DATA SUPPLIED START
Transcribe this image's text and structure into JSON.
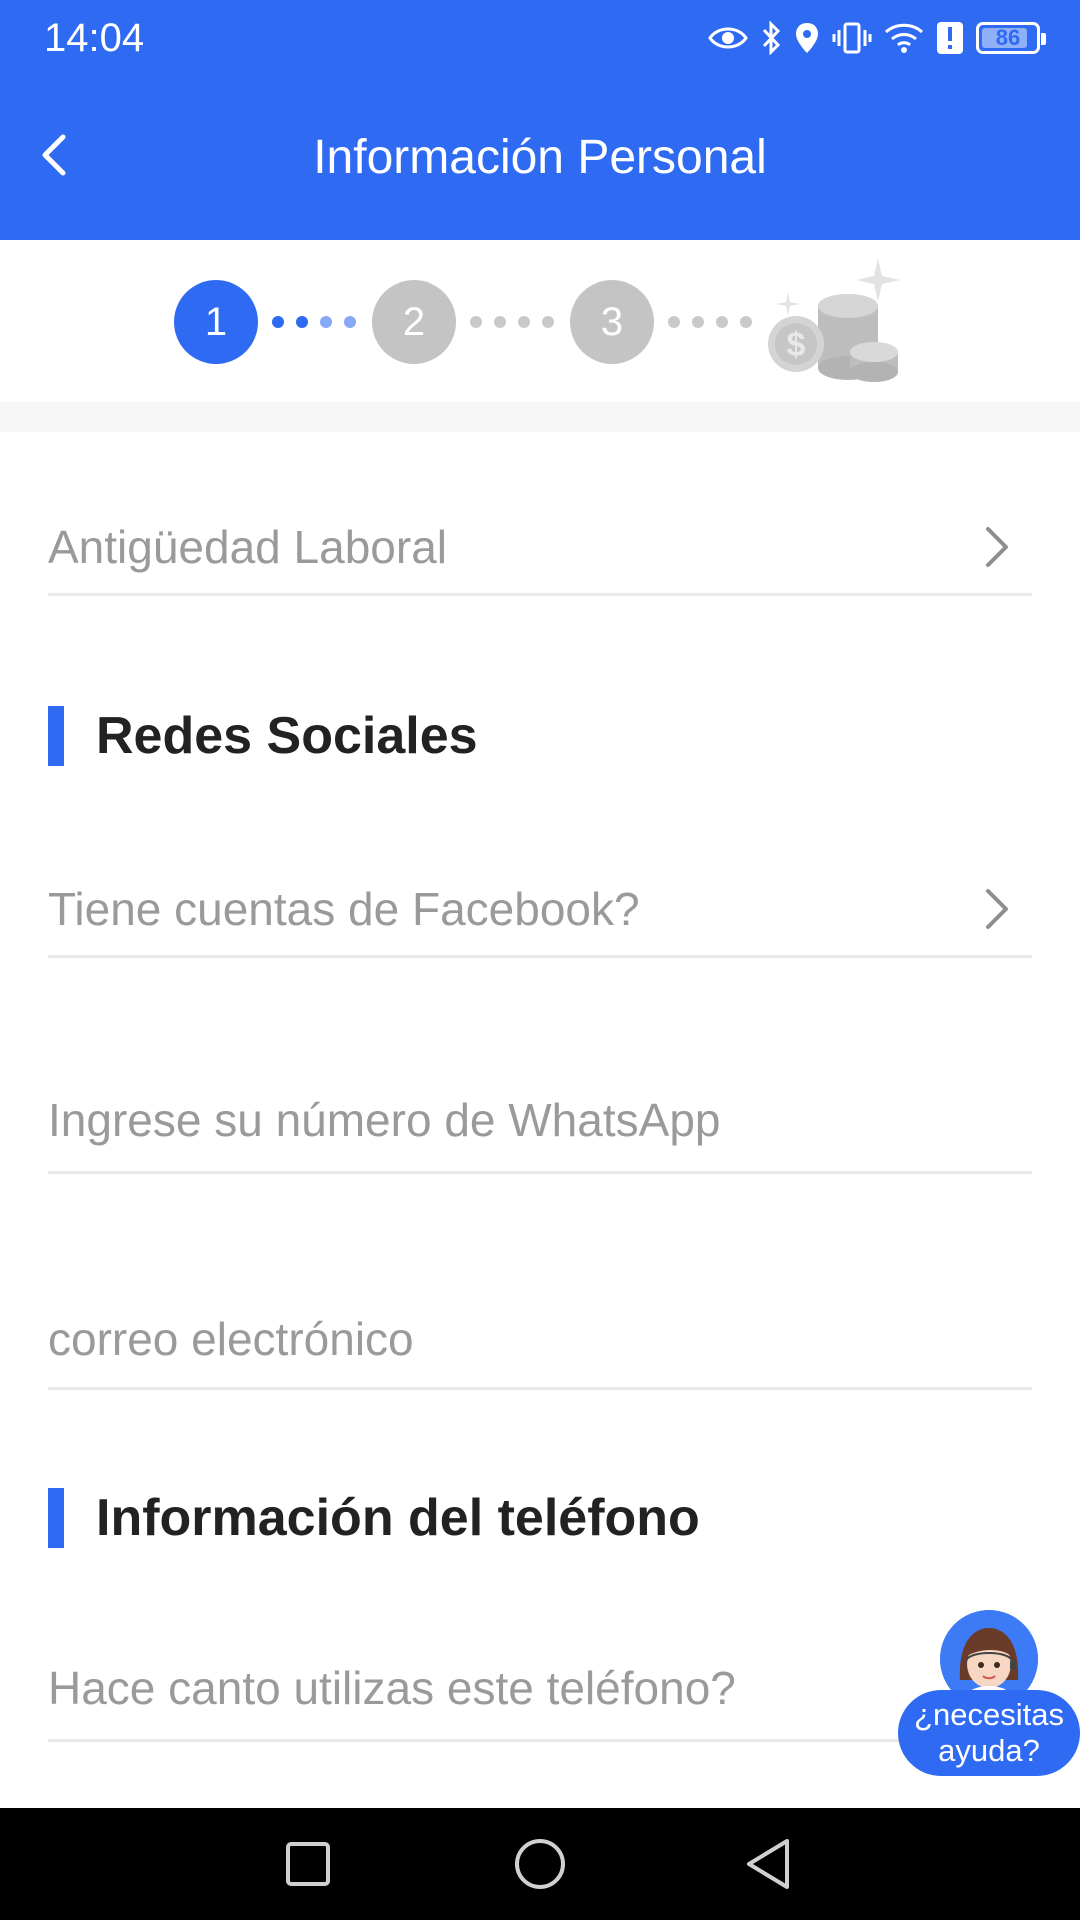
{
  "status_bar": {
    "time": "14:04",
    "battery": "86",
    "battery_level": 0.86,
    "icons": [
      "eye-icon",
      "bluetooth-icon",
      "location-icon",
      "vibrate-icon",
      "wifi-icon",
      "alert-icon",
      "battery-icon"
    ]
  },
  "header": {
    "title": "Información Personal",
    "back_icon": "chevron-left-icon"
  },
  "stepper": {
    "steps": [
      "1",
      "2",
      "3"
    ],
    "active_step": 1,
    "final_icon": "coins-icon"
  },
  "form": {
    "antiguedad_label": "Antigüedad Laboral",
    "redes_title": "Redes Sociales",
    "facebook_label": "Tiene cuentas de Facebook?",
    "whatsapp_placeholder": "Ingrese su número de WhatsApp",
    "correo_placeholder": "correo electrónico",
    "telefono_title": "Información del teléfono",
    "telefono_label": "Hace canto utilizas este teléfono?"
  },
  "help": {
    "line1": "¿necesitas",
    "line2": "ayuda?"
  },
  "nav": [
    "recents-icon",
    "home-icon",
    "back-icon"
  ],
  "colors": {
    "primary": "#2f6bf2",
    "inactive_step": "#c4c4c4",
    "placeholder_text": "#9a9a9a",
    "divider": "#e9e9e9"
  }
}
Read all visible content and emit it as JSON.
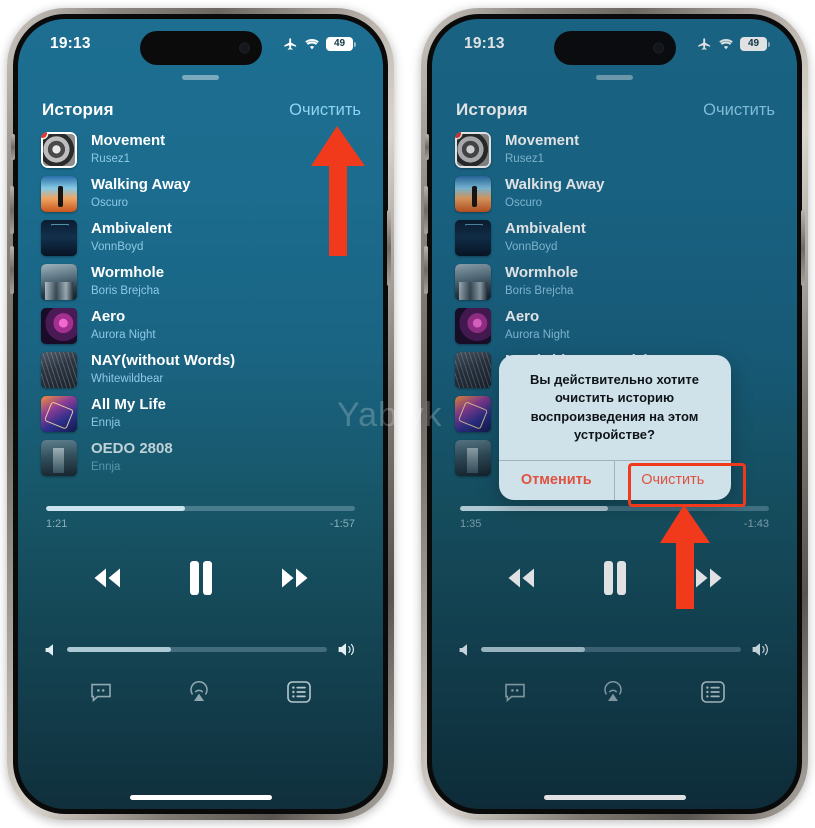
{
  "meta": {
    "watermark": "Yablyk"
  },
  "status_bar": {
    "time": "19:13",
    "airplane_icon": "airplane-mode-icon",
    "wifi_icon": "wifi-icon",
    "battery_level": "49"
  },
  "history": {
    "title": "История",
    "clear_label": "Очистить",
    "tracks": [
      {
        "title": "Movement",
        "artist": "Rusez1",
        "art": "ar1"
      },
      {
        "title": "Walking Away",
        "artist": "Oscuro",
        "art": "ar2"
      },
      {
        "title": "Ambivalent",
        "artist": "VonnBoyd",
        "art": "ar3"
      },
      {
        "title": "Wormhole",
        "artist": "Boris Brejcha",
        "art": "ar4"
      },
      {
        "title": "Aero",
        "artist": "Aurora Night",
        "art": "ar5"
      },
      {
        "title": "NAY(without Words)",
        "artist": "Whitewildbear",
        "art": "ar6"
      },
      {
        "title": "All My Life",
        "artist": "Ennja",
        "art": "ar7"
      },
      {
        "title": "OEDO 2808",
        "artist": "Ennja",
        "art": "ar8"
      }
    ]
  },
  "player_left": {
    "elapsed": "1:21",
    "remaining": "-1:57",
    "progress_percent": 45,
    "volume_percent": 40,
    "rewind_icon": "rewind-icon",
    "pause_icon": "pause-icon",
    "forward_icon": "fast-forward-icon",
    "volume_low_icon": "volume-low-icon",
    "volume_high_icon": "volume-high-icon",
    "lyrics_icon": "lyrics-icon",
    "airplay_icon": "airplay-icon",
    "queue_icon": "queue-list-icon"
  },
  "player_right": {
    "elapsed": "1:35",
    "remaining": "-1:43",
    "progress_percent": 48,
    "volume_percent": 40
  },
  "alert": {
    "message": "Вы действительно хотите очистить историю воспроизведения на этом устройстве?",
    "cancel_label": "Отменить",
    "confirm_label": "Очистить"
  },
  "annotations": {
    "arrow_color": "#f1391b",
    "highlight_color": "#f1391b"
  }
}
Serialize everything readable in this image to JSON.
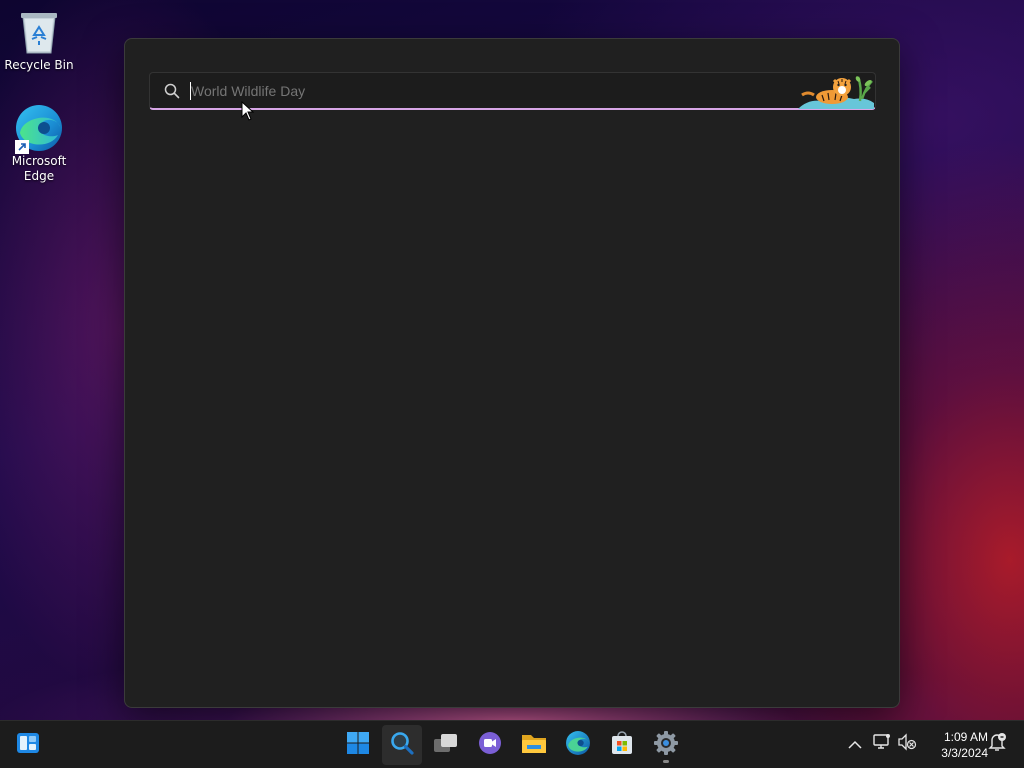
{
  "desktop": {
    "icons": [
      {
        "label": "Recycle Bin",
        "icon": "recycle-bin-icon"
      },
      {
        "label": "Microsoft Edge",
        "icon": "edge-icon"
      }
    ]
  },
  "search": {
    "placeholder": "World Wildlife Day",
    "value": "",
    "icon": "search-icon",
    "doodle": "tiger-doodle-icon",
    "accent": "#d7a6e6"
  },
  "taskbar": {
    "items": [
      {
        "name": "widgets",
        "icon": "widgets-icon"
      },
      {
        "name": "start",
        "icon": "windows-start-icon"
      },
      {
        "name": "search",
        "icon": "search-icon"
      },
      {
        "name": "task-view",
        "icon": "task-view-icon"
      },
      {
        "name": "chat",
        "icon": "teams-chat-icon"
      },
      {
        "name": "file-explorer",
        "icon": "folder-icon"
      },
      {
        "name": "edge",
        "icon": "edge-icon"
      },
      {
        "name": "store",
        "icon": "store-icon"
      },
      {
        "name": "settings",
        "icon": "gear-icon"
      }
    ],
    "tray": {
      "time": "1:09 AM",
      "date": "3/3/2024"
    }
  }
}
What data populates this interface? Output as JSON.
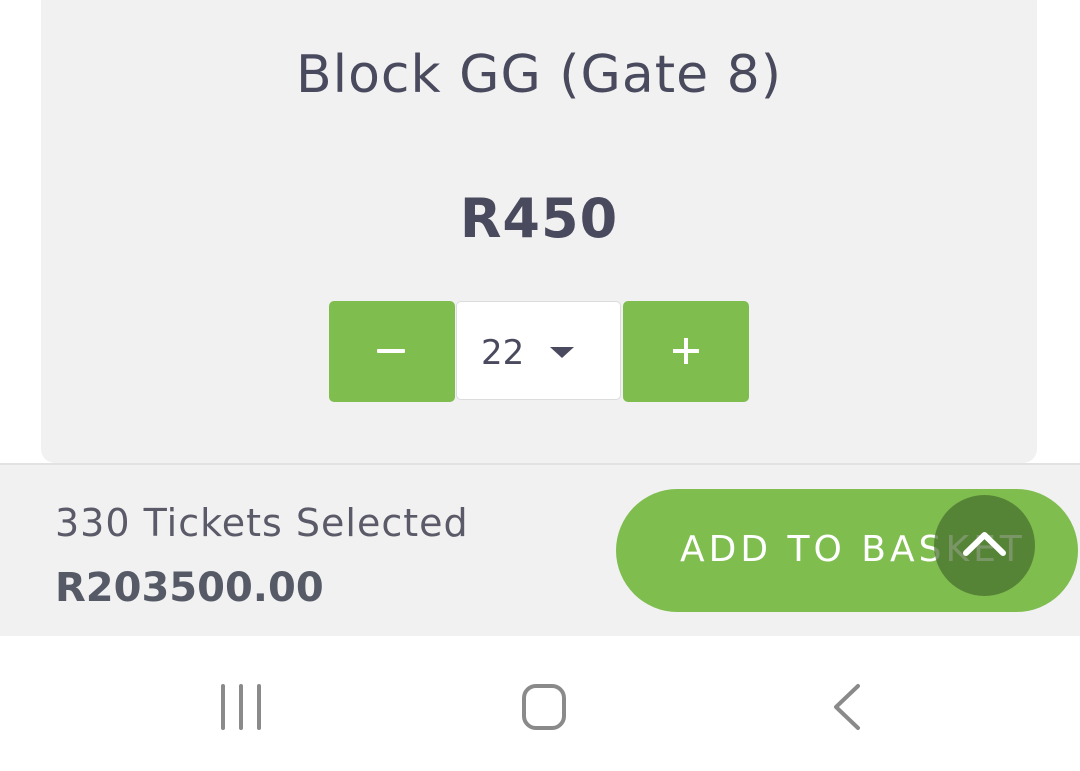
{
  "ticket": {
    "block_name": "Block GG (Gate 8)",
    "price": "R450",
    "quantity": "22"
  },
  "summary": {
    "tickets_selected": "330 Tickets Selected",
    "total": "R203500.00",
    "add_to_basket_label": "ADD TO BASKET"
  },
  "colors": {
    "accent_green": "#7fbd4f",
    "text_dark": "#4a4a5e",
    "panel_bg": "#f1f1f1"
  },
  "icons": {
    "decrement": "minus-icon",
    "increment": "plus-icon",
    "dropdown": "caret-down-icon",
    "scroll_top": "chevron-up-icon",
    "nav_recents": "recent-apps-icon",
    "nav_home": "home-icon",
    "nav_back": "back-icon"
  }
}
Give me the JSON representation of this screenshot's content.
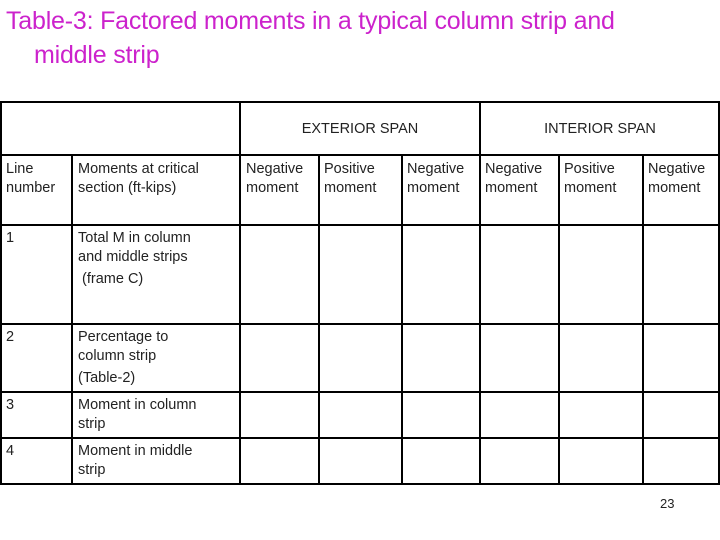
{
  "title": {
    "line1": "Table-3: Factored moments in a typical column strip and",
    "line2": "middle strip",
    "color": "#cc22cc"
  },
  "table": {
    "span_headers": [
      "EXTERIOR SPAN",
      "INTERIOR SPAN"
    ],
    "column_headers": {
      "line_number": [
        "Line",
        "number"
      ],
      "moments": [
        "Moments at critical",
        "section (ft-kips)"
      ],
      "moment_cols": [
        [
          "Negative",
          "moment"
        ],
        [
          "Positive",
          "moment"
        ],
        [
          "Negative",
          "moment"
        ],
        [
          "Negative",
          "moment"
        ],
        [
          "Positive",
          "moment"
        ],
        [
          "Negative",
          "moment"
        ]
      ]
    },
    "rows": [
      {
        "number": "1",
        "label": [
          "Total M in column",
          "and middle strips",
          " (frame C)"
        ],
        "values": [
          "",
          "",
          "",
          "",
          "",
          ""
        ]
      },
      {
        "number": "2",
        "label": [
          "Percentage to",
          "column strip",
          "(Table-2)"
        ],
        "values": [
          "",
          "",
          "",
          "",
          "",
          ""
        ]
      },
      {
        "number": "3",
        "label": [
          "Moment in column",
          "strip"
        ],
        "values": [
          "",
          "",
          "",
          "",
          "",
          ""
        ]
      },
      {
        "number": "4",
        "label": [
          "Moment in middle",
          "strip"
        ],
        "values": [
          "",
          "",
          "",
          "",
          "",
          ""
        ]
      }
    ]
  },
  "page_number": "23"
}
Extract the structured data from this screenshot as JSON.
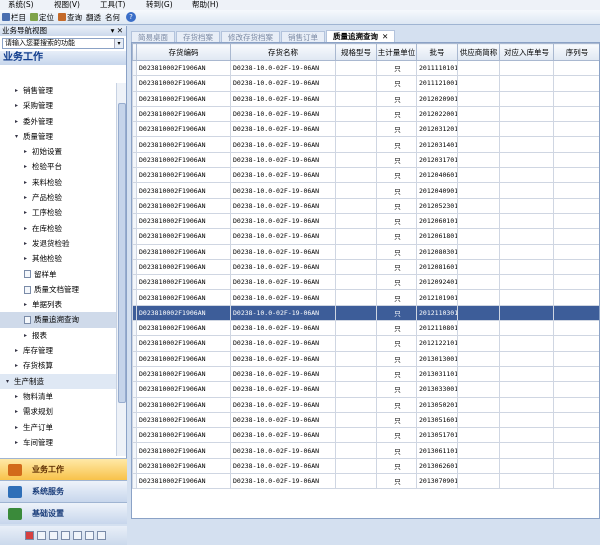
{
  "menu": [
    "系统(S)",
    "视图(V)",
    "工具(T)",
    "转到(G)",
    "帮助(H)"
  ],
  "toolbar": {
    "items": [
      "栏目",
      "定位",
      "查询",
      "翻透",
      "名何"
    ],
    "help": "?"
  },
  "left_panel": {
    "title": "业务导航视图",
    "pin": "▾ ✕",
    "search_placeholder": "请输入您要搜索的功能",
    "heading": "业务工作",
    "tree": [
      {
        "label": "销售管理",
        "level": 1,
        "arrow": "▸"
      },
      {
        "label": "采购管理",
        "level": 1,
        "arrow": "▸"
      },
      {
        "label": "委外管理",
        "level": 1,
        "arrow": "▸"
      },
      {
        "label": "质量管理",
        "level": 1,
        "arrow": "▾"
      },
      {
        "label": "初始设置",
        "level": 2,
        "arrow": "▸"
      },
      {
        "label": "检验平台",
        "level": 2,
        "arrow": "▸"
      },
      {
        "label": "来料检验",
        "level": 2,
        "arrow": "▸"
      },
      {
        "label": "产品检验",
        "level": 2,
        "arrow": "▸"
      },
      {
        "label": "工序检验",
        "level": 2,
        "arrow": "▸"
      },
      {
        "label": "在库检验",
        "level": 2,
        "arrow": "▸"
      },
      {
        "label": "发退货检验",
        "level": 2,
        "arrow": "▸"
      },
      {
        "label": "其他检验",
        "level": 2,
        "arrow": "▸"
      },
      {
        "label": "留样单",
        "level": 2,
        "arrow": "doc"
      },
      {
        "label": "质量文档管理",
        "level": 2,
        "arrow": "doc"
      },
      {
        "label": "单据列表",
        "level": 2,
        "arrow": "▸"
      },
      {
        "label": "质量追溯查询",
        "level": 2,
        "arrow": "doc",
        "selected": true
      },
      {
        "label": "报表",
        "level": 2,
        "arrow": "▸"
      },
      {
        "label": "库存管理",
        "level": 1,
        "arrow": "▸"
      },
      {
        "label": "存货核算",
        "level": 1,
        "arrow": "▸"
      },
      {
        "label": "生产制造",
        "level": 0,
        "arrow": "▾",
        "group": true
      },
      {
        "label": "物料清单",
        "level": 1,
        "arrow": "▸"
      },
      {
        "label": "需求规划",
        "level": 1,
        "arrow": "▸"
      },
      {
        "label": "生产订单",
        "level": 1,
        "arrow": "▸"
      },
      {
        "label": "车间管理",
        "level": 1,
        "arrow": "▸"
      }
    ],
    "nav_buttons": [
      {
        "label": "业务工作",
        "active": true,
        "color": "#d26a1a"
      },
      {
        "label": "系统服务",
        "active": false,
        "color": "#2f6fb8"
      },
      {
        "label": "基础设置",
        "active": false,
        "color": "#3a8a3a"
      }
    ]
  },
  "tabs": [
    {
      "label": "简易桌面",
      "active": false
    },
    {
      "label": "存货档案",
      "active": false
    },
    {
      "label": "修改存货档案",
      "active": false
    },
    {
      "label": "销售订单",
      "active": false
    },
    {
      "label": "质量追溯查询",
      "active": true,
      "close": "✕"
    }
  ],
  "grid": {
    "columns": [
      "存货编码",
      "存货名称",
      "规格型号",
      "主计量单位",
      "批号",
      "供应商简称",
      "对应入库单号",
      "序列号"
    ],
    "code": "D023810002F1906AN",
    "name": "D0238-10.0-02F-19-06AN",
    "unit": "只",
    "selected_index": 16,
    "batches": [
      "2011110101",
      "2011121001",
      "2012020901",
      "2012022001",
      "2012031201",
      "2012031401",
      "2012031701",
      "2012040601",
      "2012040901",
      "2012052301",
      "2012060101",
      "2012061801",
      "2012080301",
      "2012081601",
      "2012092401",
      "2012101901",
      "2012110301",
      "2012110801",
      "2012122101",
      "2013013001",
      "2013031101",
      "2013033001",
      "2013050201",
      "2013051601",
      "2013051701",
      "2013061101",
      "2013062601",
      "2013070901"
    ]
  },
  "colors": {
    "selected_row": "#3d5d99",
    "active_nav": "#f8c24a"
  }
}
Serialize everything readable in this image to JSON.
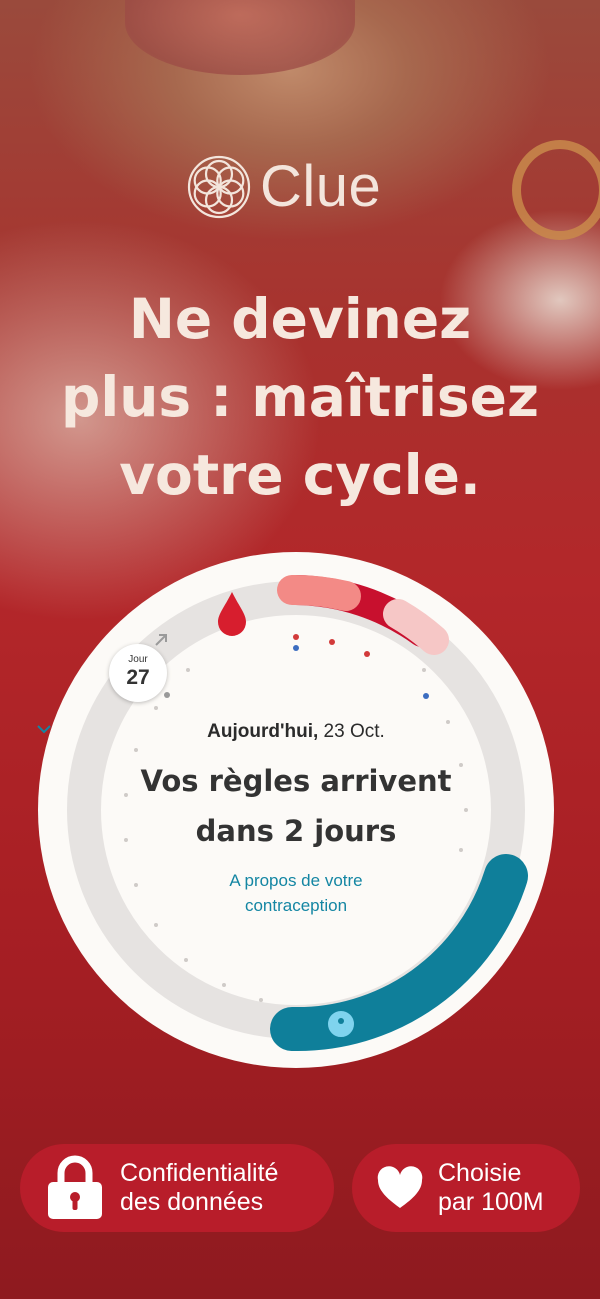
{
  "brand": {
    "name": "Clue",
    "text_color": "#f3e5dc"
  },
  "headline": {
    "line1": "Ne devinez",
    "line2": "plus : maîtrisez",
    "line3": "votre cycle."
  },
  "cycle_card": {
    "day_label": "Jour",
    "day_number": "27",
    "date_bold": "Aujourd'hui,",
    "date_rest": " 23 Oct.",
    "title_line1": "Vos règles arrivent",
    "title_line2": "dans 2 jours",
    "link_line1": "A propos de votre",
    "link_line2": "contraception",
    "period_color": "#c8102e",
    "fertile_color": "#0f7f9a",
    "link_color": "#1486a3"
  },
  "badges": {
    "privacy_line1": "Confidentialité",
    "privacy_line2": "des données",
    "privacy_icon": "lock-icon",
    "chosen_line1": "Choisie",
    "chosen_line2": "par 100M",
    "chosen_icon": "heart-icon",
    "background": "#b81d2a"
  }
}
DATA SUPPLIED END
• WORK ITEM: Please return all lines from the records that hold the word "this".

• REPLY TO THE EXERCISE:
Transcribe this image's text and structure into JSON.
Serialize everything readable in this image to JSON.
What data populates this interface? Output as JSON.
Give me the JSON representation of this screenshot's content.
Extract the structured data from this screenshot as JSON.
Serialize everything readable in this image to JSON.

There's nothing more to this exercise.